Your hamstrings are three muscles that are located in the back of your thighs, and run from your hip to just below your knee, says Grayson Wickham, DPT, CSCS, physical therapist and founder of digital movement platform Movement Vault.
Their primary function is to help you extend your leg and bend your knee, but when they're tight, you're not able to perform these movement patterns as comfortably. Tight hamstrings can be quite painful and irritating, according to Wickham.
Luckily, you can ease some of this hamstring tightness almost immediately by stretching. Ahead, Wickham shares how long it takes to stretch tight hamstring — plus four dynamic stretches for easing tightness ASAP.
How Long Does It Take to Stretch Tight Hamstrings?
It's quicker than you might think: "Just 10 minutes of dynamic hamstring stretches can help you relieve the hamstring tightness you're currently experiencing and increase range of motion by nearly 20 percent," Wickham says. That said, to make lasting changes, he says you need to commit to doing 10 minutes of active stretches three days per week.
After just one month of three stretch sessions per week — a total of 12 sessions — Wickham says you'll begin to notice lasting improvements. At that point, however, it's important to stick with your routine.
"Just as you wouldn't stop brushing your teeth just because they are clean today, you shouldn't stop working on your hamstring mobility just because they don't feel tight today," he explains.
How to Tell if Your Hamstrings Are Tight
When your hamstrings are tight, you’ll usually be able to feel the tendon “pulling,” “tugging,” or “clenching” along your backside and knees when you step, hinge forward or kick.
You can test if your hamstrings are tight by tuning into how your hamstrings feel when you bend down to tie your shoes, walk upstairs or kick a ball, Wickham says. For most people, the tightness will be immediately apparent in an inability to do those movements.
You can also test the mobility of your hamstring by doing a toe touch test. “If you have sound mobility, you’ll be able to touch your toes with straight knees,” Wickham says. If you can’t, your hamstring mobility is likely holding you back.
Another test you can do is lie on your back. Then, keeping one leg on the floor, raise the other as high as you can. “Someone with good mobility will be able to bring their leg up 90 degrees with a straight knee,” he says. People who can’t have imperfect mobility.
4 Stretches to Relieve Tight Hamstrings
Committed to stretching your hamstrings? Here are four hamstring exercises you can incorporate into your routine three days per week to create lasting improvements in your hamstring mobility.
1. Passive Banded Lying Hamstring Stretch
This stretch may be less effective than an active hamstring stretch, but Wickham says it's a good option for people looking for a very gentle stretch.
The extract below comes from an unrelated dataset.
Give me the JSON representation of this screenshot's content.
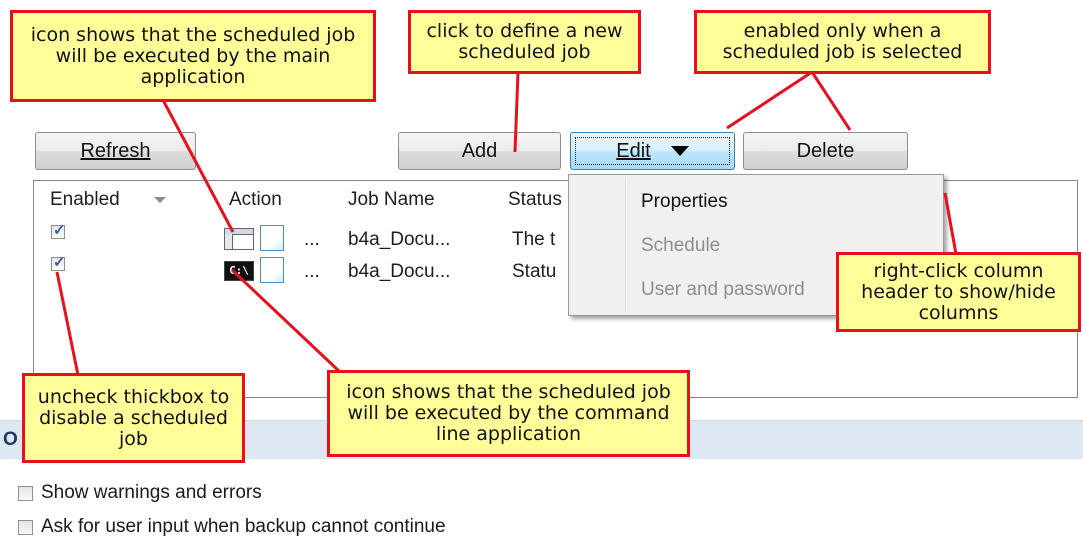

For instance, in the morning or at the end of your workday after eight hours of sitting.
- Sit on an exercise mat and place a long resistance band around the arch of your left foot. Hold the ends of the band with both of your hands.
- Keeping your left leg straight, lie on your back and use your core to pull your leg closer to your torso while your right leg lies flat on the ground. Brace your core to keep your back on the ground. You should feel a stretch in your left hamstring.
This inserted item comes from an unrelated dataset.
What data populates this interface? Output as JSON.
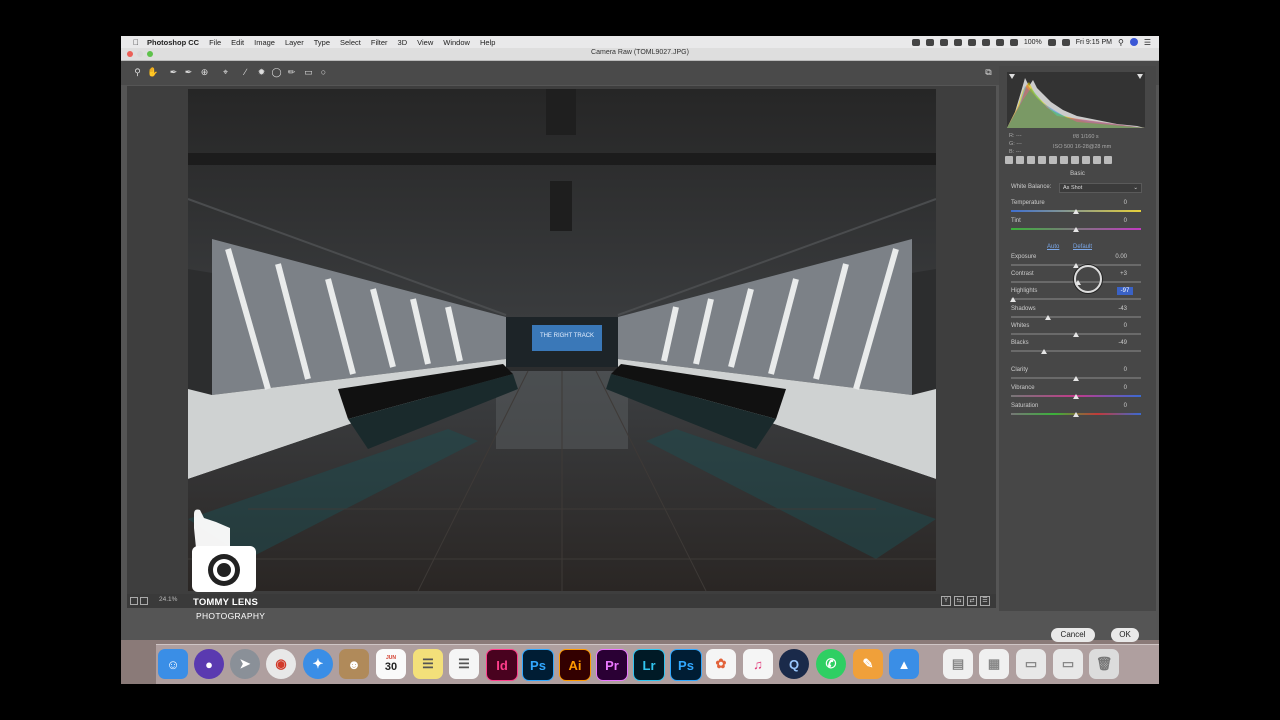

- Hold the stretch for 15 to 30 seconds and then lower your left leg back down to the ground and switch legs.
- Repeat three to four times per leg.
2. Active Banded Lying Hamstring Stretch
This is the active variation of the previous stretch. You'll start similarly, placing a resistance band around the middle of your left foot before lying back.
- Brace your core to keep your back on the ground. Keep your right leg on the floor, pressing the heel of that foot into the ground.
- Next, use your core and hamstring strength to pull your left leg up as high as possible, your hands holding the resistance band taut as you do.
- Keeping the band tight, squeeze your hamstring as you press your left foot into the resistance band in the air. Hold for 5 to 10 seconds, then relax the tension. Repeat for 5 reps on the same leg.
- Rest for 30 seconds before switching legs. Repeat for 3 sets for each leg.
3. Active Lunge
This dynamic hamstring stretch begins in a half-kneeling position and involves straightening your front leg as much as you can with each rep.
- Start in a kneeling lunge with your right knee on the ground and your left foot planted on the ground between your hands.
- Keeping your fingertips on the ground, fold your torso over your front leg and straighten your left leg as much as you can.
- Hold this position for 2 to 5 seconds before returning to the starting position.
- Repeat for 10 total reps per side, straightening your front leg a little more with each rep.
4. Runner's Lunge Isometric Hold
Adding an isometric hold helps deepen the stretch; the key is to contract your hamstring as hard as you can.
- Start in a runner's lunge with your left leg in front and your foot planted outside your left hand on the ground. Your right knee is on the ground behind you.
- Slowly extend your left leg, straightening it as much as you can, while your hands remain on the ground.
- Hinge forward toward your extended leg until you feel a stretch along the back of your leg.
- Next, flex your hamstring as hard as you can for 10 to 20 seconds. Think about pressing your hamstring down toward the ground to activate the muscle. You want to contract as hard as you can.
- Release the hold by returning to the starting position.
- Repeat for 5 reps per side, resting as long as you need to between each rep.